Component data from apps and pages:
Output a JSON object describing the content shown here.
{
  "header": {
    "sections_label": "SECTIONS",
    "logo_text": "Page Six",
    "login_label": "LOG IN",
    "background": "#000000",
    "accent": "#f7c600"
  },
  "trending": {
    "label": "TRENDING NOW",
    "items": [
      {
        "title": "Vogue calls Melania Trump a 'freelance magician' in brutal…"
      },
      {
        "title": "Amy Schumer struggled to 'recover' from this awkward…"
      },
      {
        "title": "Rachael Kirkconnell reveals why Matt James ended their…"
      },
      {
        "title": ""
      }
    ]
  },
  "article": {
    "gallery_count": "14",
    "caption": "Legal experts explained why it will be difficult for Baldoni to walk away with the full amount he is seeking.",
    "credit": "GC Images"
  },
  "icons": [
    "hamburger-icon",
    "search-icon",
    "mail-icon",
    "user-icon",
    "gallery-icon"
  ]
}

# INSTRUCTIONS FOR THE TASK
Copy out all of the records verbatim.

# YOUR SOLUTION
Output a JSON object describing the content shown here.
{
  "header": {
    "sections_label": "SECTIONS",
    "logo_text": "Page Six",
    "login_label": "LOG IN",
    "background": "#000000",
    "accent": "#f7c600"
  },
  "trending": {
    "label": "TRENDING NOW",
    "items": [
      {
        "title": "Vogue calls Melania Trump a 'freelance magician' in brutal…"
      },
      {
        "title": "Amy Schumer struggled to 'recover' from this awkward…"
      },
      {
        "title": "Rachael Kirkconnell reveals why Matt James ended their…"
      },
      {
        "title": ""
      }
    ]
  },
  "article": {
    "gallery_count": "14",
    "caption": "Legal experts explained why it will be difficult for Baldoni to walk away with the full amount he is seeking.",
    "credit": "GC Images"
  },
  "icons": [
    "hamburger-icon",
    "search-icon",
    "mail-icon",
    "user-icon",
    "gallery-icon"
  ]
}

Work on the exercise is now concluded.